Task to complete — Tally the lines of the entries in which the string "name" occurs, and say only how many.

Supplied information —
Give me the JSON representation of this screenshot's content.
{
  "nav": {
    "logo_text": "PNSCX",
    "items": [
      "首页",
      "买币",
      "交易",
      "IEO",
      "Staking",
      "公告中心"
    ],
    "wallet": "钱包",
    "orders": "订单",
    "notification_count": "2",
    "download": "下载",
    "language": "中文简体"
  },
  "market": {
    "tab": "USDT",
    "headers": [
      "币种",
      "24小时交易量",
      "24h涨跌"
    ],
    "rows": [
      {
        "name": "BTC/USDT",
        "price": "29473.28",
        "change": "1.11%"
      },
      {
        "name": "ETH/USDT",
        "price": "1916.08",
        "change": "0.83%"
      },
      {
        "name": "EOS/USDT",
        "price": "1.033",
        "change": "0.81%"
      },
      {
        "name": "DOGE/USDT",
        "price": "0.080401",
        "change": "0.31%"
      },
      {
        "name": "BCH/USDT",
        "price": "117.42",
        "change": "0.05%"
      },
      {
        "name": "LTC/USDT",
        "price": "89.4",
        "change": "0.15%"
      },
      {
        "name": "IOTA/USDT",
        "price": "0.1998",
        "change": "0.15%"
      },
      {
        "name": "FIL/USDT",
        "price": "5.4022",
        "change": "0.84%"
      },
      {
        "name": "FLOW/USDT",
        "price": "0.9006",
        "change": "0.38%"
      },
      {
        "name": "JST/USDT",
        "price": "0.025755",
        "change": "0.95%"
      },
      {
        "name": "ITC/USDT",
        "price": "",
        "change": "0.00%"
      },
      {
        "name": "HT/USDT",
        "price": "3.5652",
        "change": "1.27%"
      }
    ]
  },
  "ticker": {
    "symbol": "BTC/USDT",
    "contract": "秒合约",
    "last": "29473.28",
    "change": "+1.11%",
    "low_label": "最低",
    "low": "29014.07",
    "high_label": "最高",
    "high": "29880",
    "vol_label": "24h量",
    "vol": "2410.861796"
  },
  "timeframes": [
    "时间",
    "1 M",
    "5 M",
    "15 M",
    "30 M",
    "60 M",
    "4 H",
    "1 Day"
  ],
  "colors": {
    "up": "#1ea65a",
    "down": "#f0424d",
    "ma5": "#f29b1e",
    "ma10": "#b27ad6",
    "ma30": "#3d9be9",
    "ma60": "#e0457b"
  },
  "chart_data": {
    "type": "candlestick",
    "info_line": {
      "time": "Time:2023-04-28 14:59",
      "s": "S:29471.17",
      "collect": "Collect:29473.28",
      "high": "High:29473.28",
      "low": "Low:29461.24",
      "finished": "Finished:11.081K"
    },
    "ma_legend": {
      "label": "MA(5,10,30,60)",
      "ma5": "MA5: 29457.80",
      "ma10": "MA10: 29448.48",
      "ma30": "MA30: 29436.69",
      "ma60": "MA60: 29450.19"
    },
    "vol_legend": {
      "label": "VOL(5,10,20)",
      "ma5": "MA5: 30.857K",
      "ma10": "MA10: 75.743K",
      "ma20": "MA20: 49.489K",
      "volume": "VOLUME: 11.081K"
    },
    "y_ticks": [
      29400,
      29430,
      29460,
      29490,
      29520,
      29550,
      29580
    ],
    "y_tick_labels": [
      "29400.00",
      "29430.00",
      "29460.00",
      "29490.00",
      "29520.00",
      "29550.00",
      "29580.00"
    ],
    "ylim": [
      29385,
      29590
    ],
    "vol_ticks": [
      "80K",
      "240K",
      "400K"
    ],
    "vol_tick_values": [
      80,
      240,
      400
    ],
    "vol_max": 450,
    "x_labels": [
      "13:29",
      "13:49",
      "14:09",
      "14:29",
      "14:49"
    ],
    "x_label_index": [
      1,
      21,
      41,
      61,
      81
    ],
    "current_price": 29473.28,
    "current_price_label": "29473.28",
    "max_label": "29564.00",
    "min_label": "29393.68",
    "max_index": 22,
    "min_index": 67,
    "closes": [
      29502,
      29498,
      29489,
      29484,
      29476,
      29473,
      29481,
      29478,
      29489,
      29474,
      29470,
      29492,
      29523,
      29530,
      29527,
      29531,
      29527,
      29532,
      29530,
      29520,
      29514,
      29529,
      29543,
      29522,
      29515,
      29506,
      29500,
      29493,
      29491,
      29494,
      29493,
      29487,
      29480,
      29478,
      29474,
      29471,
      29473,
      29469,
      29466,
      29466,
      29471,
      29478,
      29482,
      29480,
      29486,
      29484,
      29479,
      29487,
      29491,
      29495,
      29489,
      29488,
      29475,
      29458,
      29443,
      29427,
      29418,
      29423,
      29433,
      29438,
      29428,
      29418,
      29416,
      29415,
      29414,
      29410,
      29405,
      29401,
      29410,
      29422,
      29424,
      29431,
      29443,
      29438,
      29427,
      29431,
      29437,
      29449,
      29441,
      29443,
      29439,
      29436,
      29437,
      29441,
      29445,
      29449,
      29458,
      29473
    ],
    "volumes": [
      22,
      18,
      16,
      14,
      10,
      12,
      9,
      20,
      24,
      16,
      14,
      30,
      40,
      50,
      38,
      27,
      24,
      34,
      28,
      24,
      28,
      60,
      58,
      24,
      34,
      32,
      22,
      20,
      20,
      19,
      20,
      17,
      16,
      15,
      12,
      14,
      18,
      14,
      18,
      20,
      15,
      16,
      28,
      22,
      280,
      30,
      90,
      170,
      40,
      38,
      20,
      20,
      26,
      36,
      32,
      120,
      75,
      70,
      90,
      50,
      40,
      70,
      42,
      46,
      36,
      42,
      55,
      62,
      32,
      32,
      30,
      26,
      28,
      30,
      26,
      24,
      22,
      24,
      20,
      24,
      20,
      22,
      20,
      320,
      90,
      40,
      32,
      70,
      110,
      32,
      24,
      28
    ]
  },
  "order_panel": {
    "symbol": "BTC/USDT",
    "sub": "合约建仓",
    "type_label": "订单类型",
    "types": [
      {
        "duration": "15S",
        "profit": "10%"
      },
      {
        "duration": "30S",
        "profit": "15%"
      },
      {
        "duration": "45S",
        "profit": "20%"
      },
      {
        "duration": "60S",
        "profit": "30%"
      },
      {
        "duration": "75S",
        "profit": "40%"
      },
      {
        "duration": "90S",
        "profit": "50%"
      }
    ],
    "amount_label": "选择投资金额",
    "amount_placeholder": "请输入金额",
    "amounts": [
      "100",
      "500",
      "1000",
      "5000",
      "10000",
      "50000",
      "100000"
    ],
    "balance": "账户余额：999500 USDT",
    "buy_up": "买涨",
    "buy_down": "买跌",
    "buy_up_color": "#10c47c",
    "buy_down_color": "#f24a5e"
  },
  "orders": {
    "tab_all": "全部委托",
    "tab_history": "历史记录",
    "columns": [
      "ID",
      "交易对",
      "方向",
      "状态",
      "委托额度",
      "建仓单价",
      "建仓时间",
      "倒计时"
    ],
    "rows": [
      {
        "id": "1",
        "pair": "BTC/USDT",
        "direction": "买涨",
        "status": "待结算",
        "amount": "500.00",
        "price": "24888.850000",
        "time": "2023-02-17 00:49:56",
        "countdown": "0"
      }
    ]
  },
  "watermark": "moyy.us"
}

Solution to the problem — 12